Using the JetBrains plugin for Python

In this article, you'll learn how to access all the features the JetBrains plugin has to offer for Python.

For Python developers, the JetBrains plugin works for both PyCharm and IntelliJ. From here on, we will assume that you are using PyCharm.

Prerequisites

The only prerequisites are that you have PyCharm installed, the Kite Engine running, and the PyCharm plugin installed. If you don't have the PyCharm plugin installed, you can learn how to do so here.

Note: If you installed the PyCharm plugin while PyCharm was already running, you'll need to restart PyCharm for the plugin to activate.

Checking the Status of Kite

If Kite is installed properly, you should see a small Kite logo at the bottom right corner of the PyCharm window. Clicking this icon opens a menu that will tell you the current status of Kite.

There are a handful of possible states Kite can be in, as described in the following table:

Icon Message Description
Kite is not installed The Kite Engine is not installed.
Kite Engine is not running The Kite Engine is not running.
Kite Engine is indexing your code The Kite Engine is analyzing your code to be able to serve you results.
Kite is ready and working Kite is ready to go — start coding!
No icon No message This typically means that you are coding in an unsaved file or a filetype not yet supported by Kite.
Note: If you're running Kite for the first time, it may take several minutes for Kite to finish syncing and indexing your codebase.

The menu that appears when clicking the icon will also allow you to access your settings.

Writing code and accessing features

In the following sections, the $ character indicates the position of your editor's text cursor.

Completions

To start, open a Python file in a whitelisted directory.
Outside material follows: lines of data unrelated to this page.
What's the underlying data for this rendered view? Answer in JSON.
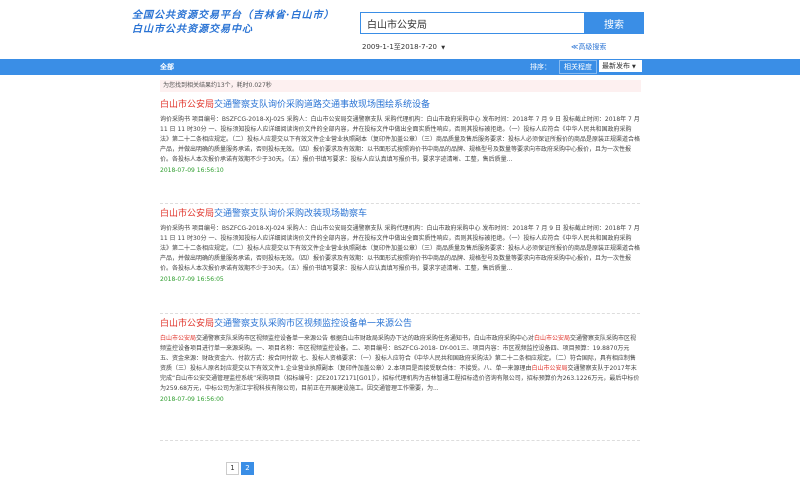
{
  "header": {
    "logo_line1": "全国公共资源交易平台（吉林省·白山市）",
    "logo_line2": "白山市公共资源交易中心",
    "search_value": "白山市公安局",
    "search_button": "搜索",
    "date_range": "2009-1-1至2018-7-20",
    "advanced_search": "≪高级搜索"
  },
  "navbar": {
    "all": "全部",
    "sort_label": "排序：",
    "sort_relevance": "相关程度",
    "sort_latest": "最新发布"
  },
  "stats": "为您找到相关结果约13个，耗时0.027秒",
  "results": [
    {
      "title_hl": "白山市公安局",
      "title_rest": "交通警察支队询价采购道路交通事故现场围绘系统设备",
      "body": "询价采购书    项目编号：BSZFCG-2018-XJ-025 采购人：白山市公安局交通警察支队 采购代理机构：白山市政府采购中心 发布时间：2018年 7 月 9 日    投标截止时间：2018年 7 月 11 日 11 时30分    一、投标须知投标人应详细阅读询价文件的全部内容，并在投标文件中做出全面实质性响应，否则其投标被拒绝。（一）投标人应符合《中华人民共和国政府采购法》第二十二条相应规定。（二）投标人应提交以下有效文件企业营业执照副本（复印件加盖公章）（三）商品质量及售后服务要求：投标人必须保证所报价的商品是原装正规渠道合格产品，并做出明确的质量服务承诺，否则投标无效。（四）报价要求及有效期：以书面形式按照询价书中商品的品牌、规格型号及数量等要求向市政府采购中心报价，且为一次性报价。各投标人本次报价承诺有效期不少于30天。（五）报价书填写要求：投标人应认真填写报价书，要求字迹清晰、工整，售后质量...",
      "date": "2018-07-09 16:56:10"
    },
    {
      "title_hl": "白山市公安局",
      "title_rest": "交通警察支队询价采购改装现场勘察车",
      "body": "询价采购书    项目编号：BSZFCG-2018-XJ-024 采购人：白山市公安局交通警察支队 采购代理机构：白山市政府采购中心 发布时间：2018年 7 月 9 日    投标截止时间：2018年 7 月 11 日 11 时30分    一、投标须知投标人应详细阅读询价文件的全部内容，并在投标文件中做出全面实质性响应，否则其投标被拒绝。（一）投标人应符合《中华人民共和国政府采购法》第二十二条相应规定。（二）投标人应提交以下有效文件企业营业执照副本（复印件加盖公章）（三）商品质量及售后服务要求：投标人必须保证所报价的商品是原装正规渠道合格产品，并做出明确的质量服务承诺，否则投标无效。（四）报价要求及有效期：以书面形式按照询价书中商品的品牌、规格型号及数量等要求向市政府采购中心报价，且为一次性报价。各投标人本次报价承诺有效期不少于30天。（五）报价书填写要求：投标人应认真填写报价书，要求字迹清晰、工整，售后质量...",
      "date": "2018-07-09 16:56:05"
    },
    {
      "title_hl": "白山市公安局",
      "title_rest": "交通警察支队采购市区视频监控设备单一来源公告",
      "body_parts": [
        "",
        "白山市公安局",
        "交通警察支队采购市区视频监控设备单一来源公告 根据白山市财政局采购办下达的政府采购任务通知书，白山市政府采购中心对",
        "白山市公安局",
        "交通警察支队采购市区视频监控设备项目进行单一来源采购。一、项目名称：市区视频监控设备。二、项目编号：BSZFCG-2018- DY-001三、项目内容：市区视频监控设备四、项目预算：19.8870万元五、资金来源：财政资金六、付款方式：按合同付款   七、投标人资格要求：（一）投标人应符合《中华人民共和国政府采购法》第二十二条相应规定。（二）符合国际，具有相应制售资质（三）投标人原名封应提交以下有效文件1.企业营业执照副本（复印件加盖公章）2.本项目是否接受联合体：不接受。八、单一来源理由",
        "白山市公安局",
        "交通警察支队于2017年末完成“白山市公安交通管理监控系统”采购项目（招标编号：JZE2017Z171[G01]），招标代理机构为吉林智通工程招标造价咨询有限公司，招标预算价为263.1226万元，最后中标价为259.68万元，中标公司为浙江宇视科技有限公司，目前正在开展建设施工。因交通管理工作需要，为..."
      ],
      "date": "2018-07-09 16:56:00"
    }
  ],
  "pager": [
    "1",
    "2"
  ],
  "colors": {
    "accent": "#3a8ee6",
    "highlight": "#e0332a",
    "date": "#2e9e2e"
  }
}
Make sure that this file has been saved with a .py extension. Now type the following code:

import j$

A list of suggested completions should automatically appear.

Kite can provide completions for Python keywords, name expressions or attribute expressions. The example above illustrates a name expression completion. An example of an attribute completion would be:

import json
json.d$

In the case of name and attribute completions, Kite will also provide the type of value represented by the completion e.g. module or function.

Function signatures

Continuing with the example code above, complete the function call to by typing the opening parentheses.

import json
json.dumps($

Kite should show you information about how to call json.dumps.

The top half of the UI shows the arguments that the function accepts. Arguments with default values will also have their default values shown. You may also click on the **kw link to show the arguments that are found in the keyword arguments dictionary.

As you type, Kite will stay in-sync with your cursor and highlight which argument you are currently focused on.

The “How others used this” section in the bottom half of the UI shows you common ways other programmers use the function json.dumps. Kite learns these calling patterns by analyzing all the open source code available on GitHub and then ranks them from most popular to least popular. If you are calling a function that you have defined locally, Kite will extract patterns from your codebase directly instead of GitHub.

Kite Pro completions

If you have upgraded to Kite Pro, Kite may suggest completions that can complete multiple words at once. For example, Kite can provide snippets for calling functions. When a snippet is selected, you will be able to cycle through the arguments with the tab key and make the necessary changes.

Kite can also suggest completions for generic code structure, such as control structures and variable assignments, to name a few.

You can learn more about Kite Pro here.

Viewing documentation

Kite can also quickly retrieve documentation for the code you are working with. You can do so by positioning your cursor over an identifier and selecting the Kite: Docs at Cursor action from the action navigator.

When triggered, the documentation shows up in the Copilot.

Commands

Kite comes with several actions that you can run.

Command Description
Kite: Open Copilot Open the Copilot
Kite: Docs at Cursor Show documentation of the symbol underneath your cursor in the Copilot
Kite: Status Show the current status of Kite in the status panel
Kite: Editor Plugin Settings Open the settings for the Kite Jetbrains plugin
Kite: General Settings Open the settings for the Kite Engine
Kite: Python Tutorial Open the Kite Python tutorial file
Kite: JavaScript Tutorial Open the Kite JavaScript tutorial file
Kite: Help Open Kite's help website in the browser